In a celebration of Great Britain's biodiversity, the team at have undertaken a study to reveal the number of distinct species in each area of the country.

Using data from the National Biodiversity Network (NCN), the accommodation provider has produced an interactive map displaying the number of individual plants and animals in each region. Species analysed include mammals, birds, insects, fish, crustaceans, mushrooms, fungi and bacteria.

Purbeck, in Dorset, has come 28th out of the 380 areas, boasting a total of 8,701 distinct species, while the region of West Dorset is 33rd, with 8,350 species identified.

North Dorset ranked 138th and Weymouth and Portland came out 198th.

Shannon Keary, from, said: "We're becoming increasingly aware of the environment and our impact on biodiversity.

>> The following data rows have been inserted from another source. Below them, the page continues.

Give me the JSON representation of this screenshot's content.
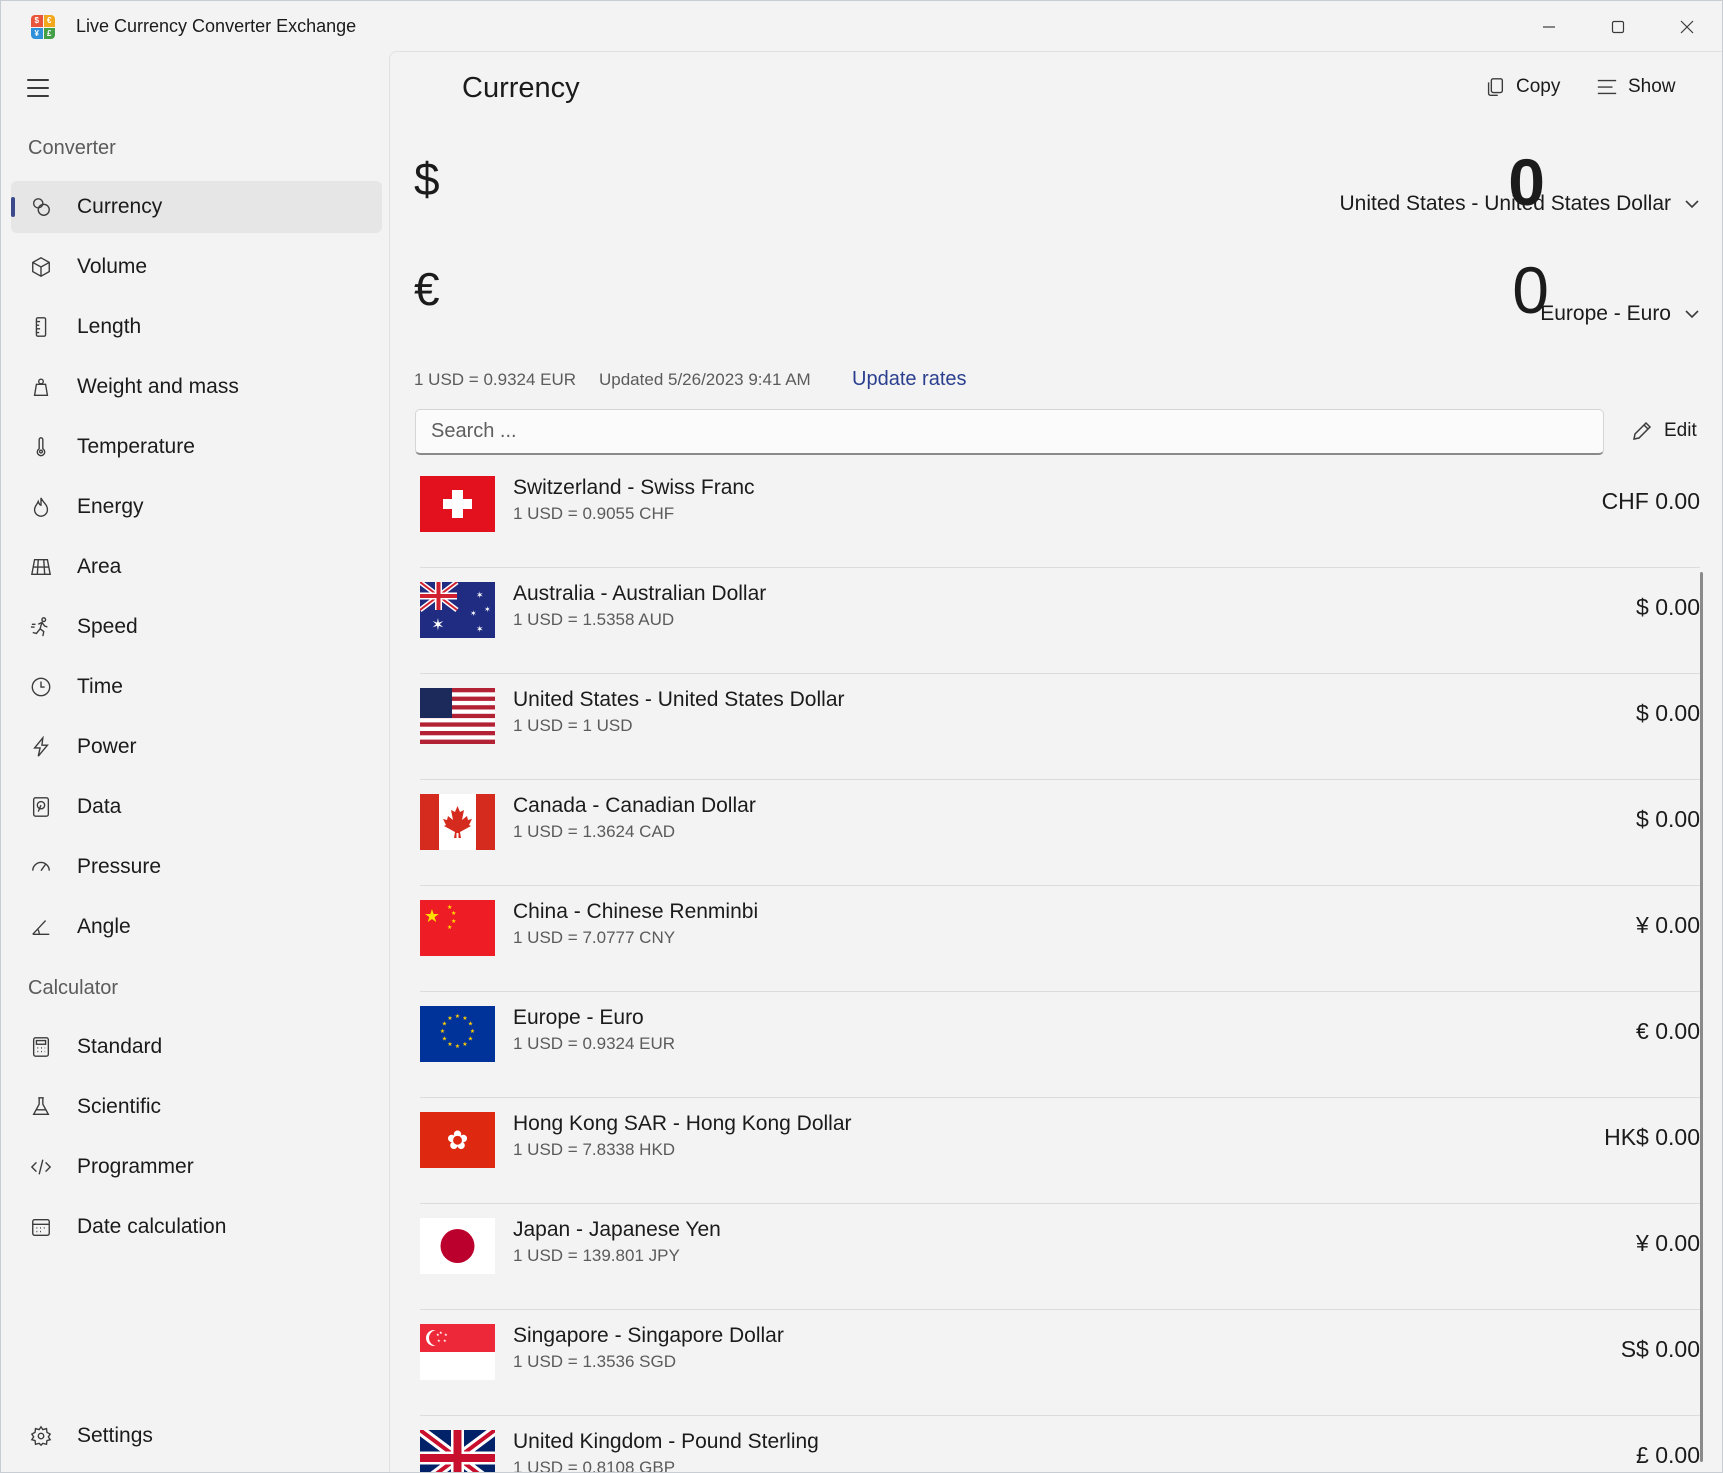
{
  "window": {
    "title": "Live Currency Converter Exchange",
    "app_icon_glyphs": [
      "$",
      "€",
      "¥",
      "£"
    ]
  },
  "sidebar": {
    "converter_heading": "Converter",
    "calculator_heading": "Calculator",
    "converter_items": [
      {
        "label": "Currency",
        "icon": "currency-icon",
        "selected": true
      },
      {
        "label": "Volume",
        "icon": "cube-icon"
      },
      {
        "label": "Length",
        "icon": "ruler-icon"
      },
      {
        "label": "Weight and mass",
        "icon": "weight-icon"
      },
      {
        "label": "Temperature",
        "icon": "thermometer-icon"
      },
      {
        "label": "Energy",
        "icon": "flame-icon"
      },
      {
        "label": "Area",
        "icon": "grid-icon"
      },
      {
        "label": "Speed",
        "icon": "runner-icon"
      },
      {
        "label": "Time",
        "icon": "clock-icon"
      },
      {
        "label": "Power",
        "icon": "lightning-icon"
      },
      {
        "label": "Data",
        "icon": "storage-icon"
      },
      {
        "label": "Pressure",
        "icon": "gauge-icon"
      },
      {
        "label": "Angle",
        "icon": "angle-icon"
      }
    ],
    "calculator_items": [
      {
        "label": "Standard",
        "icon": "calculator-icon"
      },
      {
        "label": "Scientific",
        "icon": "flask-icon"
      },
      {
        "label": "Programmer",
        "icon": "code-icon"
      },
      {
        "label": "Date calculation",
        "icon": "calendar-icon"
      }
    ],
    "settings_label": "Settings"
  },
  "main": {
    "title": "Currency",
    "copy_label": "Copy",
    "show_label": "Show",
    "from": {
      "symbol": "$",
      "amount": "0",
      "currency": "United States - United States Dollar"
    },
    "to": {
      "symbol": "€",
      "amount": "0",
      "currency": "Europe - Euro"
    },
    "rate_text": "1 USD = 0.9324 EUR",
    "updated_text": "Updated 5/26/2023 9:41 AM",
    "update_link": "Update rates",
    "search_placeholder": "Search ...",
    "edit_label": "Edit",
    "currencies": [
      {
        "name": "Switzerland - Swiss Franc",
        "rate": "1 USD = 0.9055 CHF",
        "value": "CHF 0.00",
        "flag": "ch"
      },
      {
        "name": "Australia - Australian Dollar",
        "rate": "1 USD = 1.5358 AUD",
        "value": "$ 0.00",
        "flag": "au"
      },
      {
        "name": "United States - United States Dollar",
        "rate": "1 USD = 1 USD",
        "value": "$ 0.00",
        "flag": "us"
      },
      {
        "name": "Canada - Canadian Dollar",
        "rate": "1 USD = 1.3624 CAD",
        "value": "$ 0.00",
        "flag": "ca"
      },
      {
        "name": "China - Chinese Renminbi",
        "rate": "1 USD = 7.0777 CNY",
        "value": "¥ 0.00",
        "flag": "cn"
      },
      {
        "name": "Europe - Euro",
        "rate": "1 USD = 0.9324 EUR",
        "value": "€ 0.00",
        "flag": "eu"
      },
      {
        "name": "Hong Kong SAR - Hong Kong Dollar",
        "rate": "1 USD = 7.8338 HKD",
        "value": "HK$ 0.00",
        "flag": "hk"
      },
      {
        "name": "Japan - Japanese Yen",
        "rate": "1 USD = 139.801 JPY",
        "value": "¥ 0.00",
        "flag": "jp"
      },
      {
        "name": "Singapore - Singapore Dollar",
        "rate": "1 USD = 1.3536 SGD",
        "value": "S$ 0.00",
        "flag": "sg"
      },
      {
        "name": "United Kingdom - Pound Sterling",
        "rate": "1 USD = 0.8108 GBP",
        "value": "£ 0.00",
        "flag": "gb"
      }
    ]
  },
  "colors": {
    "accent": "#3c4a8c",
    "link": "#2b3f8f",
    "background": "#f3f3f3"
  }
}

At we want to encourage people to explore and enjoy what mother nature has given us in different areas of Great Britain, whilst doing their bit to preserve the local wildlife for future generations to come."

The most biodiverse area in Great Britain was identified as the Highlands in Scotland, with an incredible 16,273 distinct species found, followed by Gwynedd in Wales with 14,221.

In contrast, the least biodiverse region was the City of London, with just 159.

Earlier this year, the State of Nature report published the NCN found that the country's biodiversity was in decline, with 15% of species in Great Britain now threatened by extinction. Since 1970, 41% of species have seen their populations decrease, with 27% of wildlife is now found in fewer places.

As part of the study, has shared tips on how to enjoy our wildlife and help it flourish. They recommend sticking to designated paths where possible and avoid walking through areas where footsteps might erode or destroy important habitats.

Using single use plastic like water bottles and reusable shopping bags can also reduce the amount of waste in the environment, while taking public transport can minimise carbon emissions and reduce the damage caused by vehicles on delicate thoroughfares.

Head to to view the interactive map, which allows you to search for a specific area or species.